:: INSTRUCTIONS FOR THE TASK ::
Precisely the lines from the one with "Enumerate this screenshot's" through the end of the data, both included, must make up the response, each restated word for word.

:: STUDY MATERIAL ::
Segment Open
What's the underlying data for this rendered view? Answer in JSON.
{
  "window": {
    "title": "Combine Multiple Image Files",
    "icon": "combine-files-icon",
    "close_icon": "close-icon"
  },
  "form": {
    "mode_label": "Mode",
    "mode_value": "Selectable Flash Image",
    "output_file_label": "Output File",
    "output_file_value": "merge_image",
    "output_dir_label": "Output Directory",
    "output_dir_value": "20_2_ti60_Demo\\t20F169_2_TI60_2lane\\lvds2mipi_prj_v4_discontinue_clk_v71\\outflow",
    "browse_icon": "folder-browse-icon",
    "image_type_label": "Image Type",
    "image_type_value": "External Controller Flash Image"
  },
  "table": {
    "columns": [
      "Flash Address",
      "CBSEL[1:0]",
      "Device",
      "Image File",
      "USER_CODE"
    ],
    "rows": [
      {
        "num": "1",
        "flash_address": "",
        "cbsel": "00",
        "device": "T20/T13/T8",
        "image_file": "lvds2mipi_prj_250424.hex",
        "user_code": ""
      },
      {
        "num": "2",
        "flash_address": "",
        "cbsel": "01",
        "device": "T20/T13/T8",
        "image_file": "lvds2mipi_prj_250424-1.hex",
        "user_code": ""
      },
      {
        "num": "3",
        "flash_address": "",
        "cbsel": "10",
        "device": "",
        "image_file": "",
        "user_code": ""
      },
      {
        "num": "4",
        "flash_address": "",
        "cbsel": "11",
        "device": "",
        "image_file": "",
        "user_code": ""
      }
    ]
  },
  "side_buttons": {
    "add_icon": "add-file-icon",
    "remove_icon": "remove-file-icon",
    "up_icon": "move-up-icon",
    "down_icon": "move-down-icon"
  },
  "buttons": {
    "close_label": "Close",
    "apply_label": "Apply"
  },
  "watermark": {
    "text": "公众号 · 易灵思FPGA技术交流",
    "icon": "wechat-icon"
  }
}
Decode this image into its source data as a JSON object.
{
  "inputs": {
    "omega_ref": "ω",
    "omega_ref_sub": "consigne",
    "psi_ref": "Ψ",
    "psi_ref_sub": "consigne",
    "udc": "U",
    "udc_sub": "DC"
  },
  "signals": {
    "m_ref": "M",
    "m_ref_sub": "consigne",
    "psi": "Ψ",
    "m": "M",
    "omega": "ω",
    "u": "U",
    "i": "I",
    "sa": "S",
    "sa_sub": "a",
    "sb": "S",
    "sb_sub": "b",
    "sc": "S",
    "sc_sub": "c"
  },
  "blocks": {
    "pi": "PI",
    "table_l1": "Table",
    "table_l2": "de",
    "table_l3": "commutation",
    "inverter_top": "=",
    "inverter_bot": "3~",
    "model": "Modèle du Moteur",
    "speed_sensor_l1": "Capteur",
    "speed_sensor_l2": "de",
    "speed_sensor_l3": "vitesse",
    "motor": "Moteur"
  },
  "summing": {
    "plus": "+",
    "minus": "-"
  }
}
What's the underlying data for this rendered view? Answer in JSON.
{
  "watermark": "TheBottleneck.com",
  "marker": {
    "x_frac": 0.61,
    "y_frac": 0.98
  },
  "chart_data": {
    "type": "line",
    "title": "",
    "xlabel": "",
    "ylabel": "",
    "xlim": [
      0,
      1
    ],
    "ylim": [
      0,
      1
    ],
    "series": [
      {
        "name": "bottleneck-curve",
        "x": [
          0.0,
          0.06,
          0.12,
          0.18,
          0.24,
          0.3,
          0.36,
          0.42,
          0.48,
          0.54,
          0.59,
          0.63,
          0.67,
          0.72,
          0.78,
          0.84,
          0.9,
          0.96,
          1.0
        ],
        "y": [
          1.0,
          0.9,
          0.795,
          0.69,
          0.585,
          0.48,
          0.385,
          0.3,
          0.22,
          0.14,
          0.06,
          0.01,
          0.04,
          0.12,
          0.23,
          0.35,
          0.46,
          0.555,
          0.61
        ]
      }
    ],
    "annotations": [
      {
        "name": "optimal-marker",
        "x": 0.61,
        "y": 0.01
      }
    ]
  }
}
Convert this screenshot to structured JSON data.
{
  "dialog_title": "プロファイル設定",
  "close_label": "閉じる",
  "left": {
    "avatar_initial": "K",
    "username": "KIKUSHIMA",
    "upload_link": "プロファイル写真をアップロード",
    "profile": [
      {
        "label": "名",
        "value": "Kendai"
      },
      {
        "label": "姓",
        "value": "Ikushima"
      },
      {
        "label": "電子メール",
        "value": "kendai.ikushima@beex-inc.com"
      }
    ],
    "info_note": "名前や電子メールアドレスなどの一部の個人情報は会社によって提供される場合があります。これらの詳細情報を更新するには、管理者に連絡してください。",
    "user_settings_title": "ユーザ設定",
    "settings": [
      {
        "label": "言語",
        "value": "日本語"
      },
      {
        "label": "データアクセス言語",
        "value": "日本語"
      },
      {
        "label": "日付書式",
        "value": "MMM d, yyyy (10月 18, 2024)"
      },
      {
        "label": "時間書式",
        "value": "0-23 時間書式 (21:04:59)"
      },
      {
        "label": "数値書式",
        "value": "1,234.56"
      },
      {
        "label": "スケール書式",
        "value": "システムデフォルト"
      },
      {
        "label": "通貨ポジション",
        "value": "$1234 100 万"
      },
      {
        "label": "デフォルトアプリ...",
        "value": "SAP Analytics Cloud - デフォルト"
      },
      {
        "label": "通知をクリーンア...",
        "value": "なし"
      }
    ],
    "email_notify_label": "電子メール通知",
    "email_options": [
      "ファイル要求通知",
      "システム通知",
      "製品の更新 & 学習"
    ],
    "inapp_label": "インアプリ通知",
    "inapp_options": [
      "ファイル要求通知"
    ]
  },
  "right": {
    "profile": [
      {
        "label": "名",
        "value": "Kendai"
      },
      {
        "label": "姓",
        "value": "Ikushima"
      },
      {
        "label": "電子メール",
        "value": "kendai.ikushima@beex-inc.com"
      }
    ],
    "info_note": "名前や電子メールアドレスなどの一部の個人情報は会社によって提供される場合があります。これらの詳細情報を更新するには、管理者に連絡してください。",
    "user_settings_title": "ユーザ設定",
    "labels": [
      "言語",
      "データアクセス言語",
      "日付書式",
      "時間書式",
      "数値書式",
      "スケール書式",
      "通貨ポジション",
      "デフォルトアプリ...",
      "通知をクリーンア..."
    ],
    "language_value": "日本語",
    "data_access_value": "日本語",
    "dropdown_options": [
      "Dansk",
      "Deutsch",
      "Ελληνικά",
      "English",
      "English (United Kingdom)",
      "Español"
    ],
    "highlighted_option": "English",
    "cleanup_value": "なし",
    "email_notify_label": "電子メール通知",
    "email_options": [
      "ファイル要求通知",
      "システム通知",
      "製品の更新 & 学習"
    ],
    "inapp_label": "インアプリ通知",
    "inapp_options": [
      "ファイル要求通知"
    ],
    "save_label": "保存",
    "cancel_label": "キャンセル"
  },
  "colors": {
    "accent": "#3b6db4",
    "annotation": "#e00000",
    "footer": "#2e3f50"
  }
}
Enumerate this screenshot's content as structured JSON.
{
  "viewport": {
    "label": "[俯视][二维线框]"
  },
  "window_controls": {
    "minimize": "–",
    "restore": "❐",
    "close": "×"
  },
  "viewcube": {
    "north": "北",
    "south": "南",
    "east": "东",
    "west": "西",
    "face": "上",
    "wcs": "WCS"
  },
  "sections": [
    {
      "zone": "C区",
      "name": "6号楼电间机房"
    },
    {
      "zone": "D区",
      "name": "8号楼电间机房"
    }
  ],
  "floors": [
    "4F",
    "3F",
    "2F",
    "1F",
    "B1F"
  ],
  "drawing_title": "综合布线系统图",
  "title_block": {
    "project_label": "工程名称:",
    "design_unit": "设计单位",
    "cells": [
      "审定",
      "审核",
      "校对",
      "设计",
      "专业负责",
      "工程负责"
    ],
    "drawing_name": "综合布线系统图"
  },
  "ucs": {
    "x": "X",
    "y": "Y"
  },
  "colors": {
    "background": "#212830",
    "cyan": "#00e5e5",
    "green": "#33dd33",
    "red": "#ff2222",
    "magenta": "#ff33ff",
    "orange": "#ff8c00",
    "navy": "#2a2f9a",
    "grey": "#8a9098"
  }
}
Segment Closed
:: WRITTEN ANSWER ::
Enumerate this screenshot's content as structured JSON.
{
  "viewport": {
    "label": "[俯视][二维线框]"
  },
  "window_controls": {
    "minimize": "–",
    "restore": "❐",
    "close": "×"
  },
  "viewcube": {
    "north": "北",
    "south": "南",
    "east": "东",
    "west": "西",
    "face": "上",
    "wcs": "WCS"
  },
  "sections": [
    {
      "zone": "C区",
      "name": "6号楼电间机房"
    },
    {
      "zone": "D区",
      "name": "8号楼电间机房"
    }
  ],
  "floors": [
    "4F",
    "3F",
    "2F",
    "1F",
    "B1F"
  ],
  "drawing_title": "综合布线系统图",
  "title_block": {
    "project_label": "工程名称:",
    "design_unit": "设计单位",
    "cells": [
      "审定",
      "审核",
      "校对",
      "设计",
      "专业负责",
      "工程负责"
    ],
    "drawing_name": "综合布线系统图"
  },
  "ucs": {
    "x": "X",
    "y": "Y"
  },
  "colors": {
    "background": "#212830",
    "cyan": "#00e5e5",
    "green": "#33dd33",
    "red": "#ff2222",
    "magenta": "#ff33ff",
    "orange": "#ff8c00",
    "navy": "#2a2f9a",
    "grey": "#8a9098"
  }
}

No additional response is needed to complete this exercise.